> [Data for the task]
<<<<

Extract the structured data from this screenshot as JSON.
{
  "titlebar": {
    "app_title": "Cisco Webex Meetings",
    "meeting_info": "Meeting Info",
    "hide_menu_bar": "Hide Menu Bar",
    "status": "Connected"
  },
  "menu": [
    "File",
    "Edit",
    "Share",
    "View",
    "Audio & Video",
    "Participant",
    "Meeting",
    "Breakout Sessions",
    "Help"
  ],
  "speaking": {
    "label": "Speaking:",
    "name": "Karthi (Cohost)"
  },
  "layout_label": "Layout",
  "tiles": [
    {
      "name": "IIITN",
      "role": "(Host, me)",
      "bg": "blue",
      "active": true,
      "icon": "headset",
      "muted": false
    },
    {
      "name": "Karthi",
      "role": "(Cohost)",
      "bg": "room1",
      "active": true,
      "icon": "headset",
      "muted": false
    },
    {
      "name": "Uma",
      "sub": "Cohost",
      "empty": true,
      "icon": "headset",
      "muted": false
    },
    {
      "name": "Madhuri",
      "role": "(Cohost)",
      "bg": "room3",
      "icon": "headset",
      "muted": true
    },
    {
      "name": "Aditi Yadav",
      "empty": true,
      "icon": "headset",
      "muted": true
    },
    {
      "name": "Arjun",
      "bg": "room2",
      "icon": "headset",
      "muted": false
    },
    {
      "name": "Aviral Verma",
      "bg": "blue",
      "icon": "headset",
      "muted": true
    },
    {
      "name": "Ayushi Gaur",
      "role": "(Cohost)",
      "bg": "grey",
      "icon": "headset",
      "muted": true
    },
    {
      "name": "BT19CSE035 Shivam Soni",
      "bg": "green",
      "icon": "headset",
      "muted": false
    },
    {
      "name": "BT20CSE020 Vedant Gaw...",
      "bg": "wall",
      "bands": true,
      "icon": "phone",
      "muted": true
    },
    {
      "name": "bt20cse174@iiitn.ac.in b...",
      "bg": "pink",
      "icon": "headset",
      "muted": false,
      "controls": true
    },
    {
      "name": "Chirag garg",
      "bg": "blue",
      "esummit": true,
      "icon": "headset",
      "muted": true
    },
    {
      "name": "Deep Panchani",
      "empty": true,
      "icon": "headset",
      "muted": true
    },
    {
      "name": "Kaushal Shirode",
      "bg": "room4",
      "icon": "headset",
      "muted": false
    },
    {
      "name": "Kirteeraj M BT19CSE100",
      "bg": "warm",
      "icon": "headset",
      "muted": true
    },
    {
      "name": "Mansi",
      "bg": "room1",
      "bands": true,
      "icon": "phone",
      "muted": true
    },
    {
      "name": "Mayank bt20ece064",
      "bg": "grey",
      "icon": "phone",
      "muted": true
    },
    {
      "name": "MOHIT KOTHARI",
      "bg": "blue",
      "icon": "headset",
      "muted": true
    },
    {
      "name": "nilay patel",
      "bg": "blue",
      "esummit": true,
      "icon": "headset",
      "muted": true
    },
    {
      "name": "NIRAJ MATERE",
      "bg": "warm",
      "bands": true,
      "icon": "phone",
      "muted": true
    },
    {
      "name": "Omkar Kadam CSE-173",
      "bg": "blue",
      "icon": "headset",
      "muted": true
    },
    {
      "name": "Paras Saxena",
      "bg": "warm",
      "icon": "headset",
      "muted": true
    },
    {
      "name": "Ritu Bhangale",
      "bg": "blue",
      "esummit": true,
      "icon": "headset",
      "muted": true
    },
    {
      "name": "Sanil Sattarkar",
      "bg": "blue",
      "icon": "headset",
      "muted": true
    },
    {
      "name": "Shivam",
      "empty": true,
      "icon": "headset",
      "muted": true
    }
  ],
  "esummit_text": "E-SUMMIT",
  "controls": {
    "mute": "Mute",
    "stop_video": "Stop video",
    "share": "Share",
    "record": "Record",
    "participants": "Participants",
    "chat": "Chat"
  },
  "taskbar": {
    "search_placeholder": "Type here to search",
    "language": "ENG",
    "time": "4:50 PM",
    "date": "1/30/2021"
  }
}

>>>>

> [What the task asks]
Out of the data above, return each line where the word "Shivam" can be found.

> [Expected answer]
      "name": "BT19CSE035 Shivam Soni",
      "name": "Shivam",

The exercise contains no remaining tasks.